When an issue arises in commercial law, in most cases the litigation falls under the Uniform Commercial Code (UCC). This Code is the bedrock of most commercial transactions in the United States that includes what can and cannot be included in a commercial contract as well as identifies when a breach of contract has occurred. At Snellings Law in New Jersey, our team of highly qualified legal professionals is here to protect your rights in a commercial dispute that involves the UCC. Call or contact the office to schedule a consultation of your case with one of our experienced attorneys today.
What is the Uniform Commercial Code?
The Uniform Commercial Code is a comprehensive set of laws that govern all commercial transactions in the United States. It is not a federal law, but state law that has been uniformly adopted by all states. It was created by the Uniform Law Commission and American Law Institute and offered to the states for adoption in 1951. Over the next 20 years, every state in the United States adopted the UCC to govern the commercial transactions in their jurisdiction.
Sections of the Uniform Commercial Code
There are nine main sections to the UCC, known as Articles 1-9. Each governs the laws regarding different types of commercial transactions. Articles 1-9 govern the following:
- Article 1: Definitions and general provisions applicable to the default rules of transactions covered in other articles of the UCC
- Article 2: Governs the sale of goods and leases of personal property
- Article 3: Governs negotiable instruments, including drafts and notes representing a promise to pay and have independent value because they are negotiable, which means that the instruments can be transferred to another person and still be enforceable against the person who made the promise to pay
- Article 4: Governs bank deposits and collections, including rules for check processing and automated inter-bank collections in addition to all the rights and obligations associated with funds transfers
- Article 5: Governs letters of credit, which are usually issued by banks or other financial institutions to its business customers
- Article 6: Governs bulk sales, which has mostly been repealed by nearly every state since it has become obsolete
- Article 7: Governs documents of title for personal property, which includes warehouse receipts, bills of lading, and other documents normally used in the course of commercial trade that includes electronic documents of title
- Article 8: Governs the rules regarding the system of holding securities through intermediaries, including the mechanisms by which ownership and other interests are recorded and changed
- Article 9: Governs secured transactions that involve granting credit by securing it with personal property
Identifying violations in a contract or loan under the Uniform Commercial Code can be a complex and technical process, which is why you should always have an experienced commercial litigation attorney representing your interests in the case.
Amendments and Updates to the UCC
Since its initial adoption, there have also been amendments and updates to the UCC. For example, in 2002 amendments were made to Articles 3 and 4 regarding negotiable instruments and bank deposits that updated the code to address payment by checks and other paper instruments that could now be made electronically to keep the UCC up to date with the latest technology and practices.
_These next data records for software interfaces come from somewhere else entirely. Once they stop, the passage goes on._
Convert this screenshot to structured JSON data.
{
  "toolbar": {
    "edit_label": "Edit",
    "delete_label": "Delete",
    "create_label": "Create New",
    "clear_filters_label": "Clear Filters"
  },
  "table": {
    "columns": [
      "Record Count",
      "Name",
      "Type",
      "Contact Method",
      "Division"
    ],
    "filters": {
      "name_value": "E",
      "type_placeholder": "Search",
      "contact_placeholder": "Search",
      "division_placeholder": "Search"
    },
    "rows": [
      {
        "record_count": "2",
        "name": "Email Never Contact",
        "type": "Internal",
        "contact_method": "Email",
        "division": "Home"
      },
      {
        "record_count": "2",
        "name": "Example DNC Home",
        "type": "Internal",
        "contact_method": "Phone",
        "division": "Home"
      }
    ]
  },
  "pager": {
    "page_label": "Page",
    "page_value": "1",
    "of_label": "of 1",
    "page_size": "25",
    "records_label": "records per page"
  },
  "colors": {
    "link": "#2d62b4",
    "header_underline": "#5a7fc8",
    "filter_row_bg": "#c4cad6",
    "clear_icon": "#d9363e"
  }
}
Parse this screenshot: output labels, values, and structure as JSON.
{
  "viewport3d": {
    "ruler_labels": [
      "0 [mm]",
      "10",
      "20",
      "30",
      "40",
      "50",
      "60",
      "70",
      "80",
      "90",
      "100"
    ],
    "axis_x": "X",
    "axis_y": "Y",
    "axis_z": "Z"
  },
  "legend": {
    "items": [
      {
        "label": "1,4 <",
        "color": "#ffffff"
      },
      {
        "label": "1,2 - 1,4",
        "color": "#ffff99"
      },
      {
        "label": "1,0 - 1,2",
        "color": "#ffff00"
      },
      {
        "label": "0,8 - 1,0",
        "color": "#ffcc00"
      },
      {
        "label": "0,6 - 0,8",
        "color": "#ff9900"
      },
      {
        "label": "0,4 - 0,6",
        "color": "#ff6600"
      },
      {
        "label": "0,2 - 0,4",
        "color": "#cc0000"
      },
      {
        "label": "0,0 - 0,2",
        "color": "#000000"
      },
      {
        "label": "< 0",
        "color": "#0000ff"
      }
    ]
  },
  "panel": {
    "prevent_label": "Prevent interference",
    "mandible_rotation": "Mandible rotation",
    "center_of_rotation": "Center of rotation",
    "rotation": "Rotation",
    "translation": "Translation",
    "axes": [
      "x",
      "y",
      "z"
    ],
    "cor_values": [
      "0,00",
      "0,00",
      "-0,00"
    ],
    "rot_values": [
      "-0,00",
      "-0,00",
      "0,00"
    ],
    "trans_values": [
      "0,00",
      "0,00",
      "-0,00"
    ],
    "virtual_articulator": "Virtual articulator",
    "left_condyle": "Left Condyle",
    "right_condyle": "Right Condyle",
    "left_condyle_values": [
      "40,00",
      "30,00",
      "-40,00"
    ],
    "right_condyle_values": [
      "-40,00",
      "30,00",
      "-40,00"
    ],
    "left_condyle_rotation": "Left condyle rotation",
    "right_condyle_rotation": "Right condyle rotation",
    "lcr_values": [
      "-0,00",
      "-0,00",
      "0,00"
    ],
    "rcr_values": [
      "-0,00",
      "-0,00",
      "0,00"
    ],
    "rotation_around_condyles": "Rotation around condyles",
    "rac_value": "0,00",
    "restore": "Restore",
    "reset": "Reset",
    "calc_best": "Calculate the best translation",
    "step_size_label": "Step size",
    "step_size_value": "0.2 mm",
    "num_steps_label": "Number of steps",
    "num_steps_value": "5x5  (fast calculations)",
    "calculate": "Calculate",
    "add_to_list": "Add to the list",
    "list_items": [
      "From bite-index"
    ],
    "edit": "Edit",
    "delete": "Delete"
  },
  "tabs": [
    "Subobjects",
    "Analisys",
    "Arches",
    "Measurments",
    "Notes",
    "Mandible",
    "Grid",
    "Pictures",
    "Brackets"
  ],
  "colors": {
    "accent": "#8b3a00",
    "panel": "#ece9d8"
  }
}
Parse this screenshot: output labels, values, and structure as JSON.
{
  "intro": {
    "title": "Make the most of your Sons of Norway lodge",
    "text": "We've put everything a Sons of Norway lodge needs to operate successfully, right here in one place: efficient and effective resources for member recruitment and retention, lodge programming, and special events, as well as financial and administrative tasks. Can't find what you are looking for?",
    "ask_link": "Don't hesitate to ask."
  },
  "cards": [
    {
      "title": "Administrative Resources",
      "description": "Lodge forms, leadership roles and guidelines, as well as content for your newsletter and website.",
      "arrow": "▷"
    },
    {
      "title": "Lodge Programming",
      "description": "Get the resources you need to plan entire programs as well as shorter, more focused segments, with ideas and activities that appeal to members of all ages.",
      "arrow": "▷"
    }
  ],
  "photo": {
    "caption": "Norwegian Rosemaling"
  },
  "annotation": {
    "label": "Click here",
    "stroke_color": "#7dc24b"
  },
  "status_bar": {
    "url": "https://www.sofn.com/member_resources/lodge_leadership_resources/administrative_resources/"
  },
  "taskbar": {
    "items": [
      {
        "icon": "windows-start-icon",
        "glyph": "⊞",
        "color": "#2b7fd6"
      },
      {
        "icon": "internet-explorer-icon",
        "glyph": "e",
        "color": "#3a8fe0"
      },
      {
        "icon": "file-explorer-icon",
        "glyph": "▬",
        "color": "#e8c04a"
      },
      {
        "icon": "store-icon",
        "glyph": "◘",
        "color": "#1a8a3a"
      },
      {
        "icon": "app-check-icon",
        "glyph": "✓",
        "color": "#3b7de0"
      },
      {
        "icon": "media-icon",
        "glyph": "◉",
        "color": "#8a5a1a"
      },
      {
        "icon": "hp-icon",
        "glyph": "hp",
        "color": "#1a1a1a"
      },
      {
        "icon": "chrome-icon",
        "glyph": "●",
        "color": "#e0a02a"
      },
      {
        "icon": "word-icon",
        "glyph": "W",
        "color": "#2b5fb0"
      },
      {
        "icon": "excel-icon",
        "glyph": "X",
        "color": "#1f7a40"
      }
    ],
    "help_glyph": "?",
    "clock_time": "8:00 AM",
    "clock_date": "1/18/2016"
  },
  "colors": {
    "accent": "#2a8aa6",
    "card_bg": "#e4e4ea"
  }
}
Amendments were also made to Article 9 regarding secured transactions and the technicalities of filing issues, such as the form of the name of an individual debtor on a financing statement.
UCC Financing Statements
Many contracts today that fall under the Uniform Commercial Code involve secured transactions, which requires that the borrower provide collateral in case of default. When personal property is used as collateral, a UCC-1 financing statement must also be prepared, signed, and filed. This is known as perfecting the security interest and makes this exchange a secured loan. The financing statement creates a lien against the property used as collateral so that the borrower in the secured transaction cannot sell off the property before paying off the debt. In addition to disputes over contracts, many other legal issues often arise around UCC-1 financing statements and the collateral claimed in these documents.
Contact a Knowledgeable Attorney Today
If you have an issue with a breach of contract, sale of goods or services, illegal provisions in a contract, or ambiguous contract terms under the Uniform Commercial Code, our office is here to help. Call or contact Snellings Law in New Jersey to schedule a consultation of your case with one of our top tier commercial litigation attorneys now.